(Dataset records)

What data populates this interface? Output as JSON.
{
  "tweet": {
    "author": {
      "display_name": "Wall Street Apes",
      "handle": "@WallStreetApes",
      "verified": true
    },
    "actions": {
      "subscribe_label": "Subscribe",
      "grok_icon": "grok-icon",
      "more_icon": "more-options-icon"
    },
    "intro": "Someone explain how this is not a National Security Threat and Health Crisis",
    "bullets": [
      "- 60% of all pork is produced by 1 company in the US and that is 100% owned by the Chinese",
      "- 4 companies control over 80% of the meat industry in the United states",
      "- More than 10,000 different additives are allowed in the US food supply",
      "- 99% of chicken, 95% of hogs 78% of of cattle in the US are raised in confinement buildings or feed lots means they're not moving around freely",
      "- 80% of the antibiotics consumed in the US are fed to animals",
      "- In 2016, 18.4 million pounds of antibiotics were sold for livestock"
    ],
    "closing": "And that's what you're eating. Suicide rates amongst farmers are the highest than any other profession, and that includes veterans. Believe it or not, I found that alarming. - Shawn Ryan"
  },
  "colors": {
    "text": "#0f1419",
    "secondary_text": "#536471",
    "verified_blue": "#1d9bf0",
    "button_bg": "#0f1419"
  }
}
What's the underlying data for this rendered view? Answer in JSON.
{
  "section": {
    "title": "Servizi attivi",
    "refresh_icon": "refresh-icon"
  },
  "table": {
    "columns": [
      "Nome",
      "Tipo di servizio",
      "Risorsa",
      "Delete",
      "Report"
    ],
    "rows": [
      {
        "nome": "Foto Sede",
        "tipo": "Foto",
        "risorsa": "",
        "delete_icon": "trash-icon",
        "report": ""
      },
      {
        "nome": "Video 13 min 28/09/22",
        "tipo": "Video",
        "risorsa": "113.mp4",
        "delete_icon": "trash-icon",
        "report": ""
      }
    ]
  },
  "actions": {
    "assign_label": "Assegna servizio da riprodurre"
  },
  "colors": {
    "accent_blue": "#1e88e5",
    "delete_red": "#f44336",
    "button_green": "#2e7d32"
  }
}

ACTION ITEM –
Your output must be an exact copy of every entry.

SOLUTION TO THIS TASK –
What data populates this interface? Output as JSON.
{
  "tweet": {
    "author": {
      "display_name": "Wall Street Apes",
      "handle": "@WallStreetApes",
      "verified": true
    },
    "actions": {
      "subscribe_label": "Subscribe",
      "grok_icon": "grok-icon",
      "more_icon": "more-options-icon"
    },
    "intro": "Someone explain how this is not a National Security Threat and Health Crisis",
    "bullets": [
      "- 60% of all pork is produced by 1 company in the US and that is 100% owned by the Chinese",
      "- 4 companies control over 80% of the meat industry in the United states",
      "- More than 10,000 different additives are allowed in the US food supply",
      "- 99% of chicken, 95% of hogs 78% of of cattle in the US are raised in confinement buildings or feed lots means they're not moving around freely",
      "- 80% of the antibiotics consumed in the US are fed to animals",
      "- In 2016, 18.4 million pounds of antibiotics were sold for livestock"
    ],
    "closing": "And that's what you're eating. Suicide rates amongst farmers are the highest than any other profession, and that includes veterans. Believe it or not, I found that alarming. - Shawn Ryan"
  },
  "colors": {
    "text": "#0f1419",
    "secondary_text": "#536471",
    "verified_blue": "#1d9bf0",
    "button_bg": "#0f1419"
  }
}
What's the underlying data for this rendered view? Answer in JSON.
{
  "section": {
    "title": "Servizi attivi",
    "refresh_icon": "refresh-icon"
  },
  "table": {
    "columns": [
      "Nome",
      "Tipo di servizio",
      "Risorsa",
      "Delete",
      "Report"
    ],
    "rows": [
      {
        "nome": "Foto Sede",
        "tipo": "Foto",
        "risorsa": "",
        "delete_icon": "trash-icon",
        "report": ""
      },
      {
        "nome": "Video 13 min 28/09/22",
        "tipo": "Video",
        "risorsa": "113.mp4",
        "delete_icon": "trash-icon",
        "report": ""
      }
    ]
  },
  "actions": {
    "assign_label": "Assegna servizio da riprodurre"
  },
  "colors": {
    "accent_blue": "#1e88e5",
    "delete_red": "#f44336",
    "button_green": "#2e7d32"
  }
}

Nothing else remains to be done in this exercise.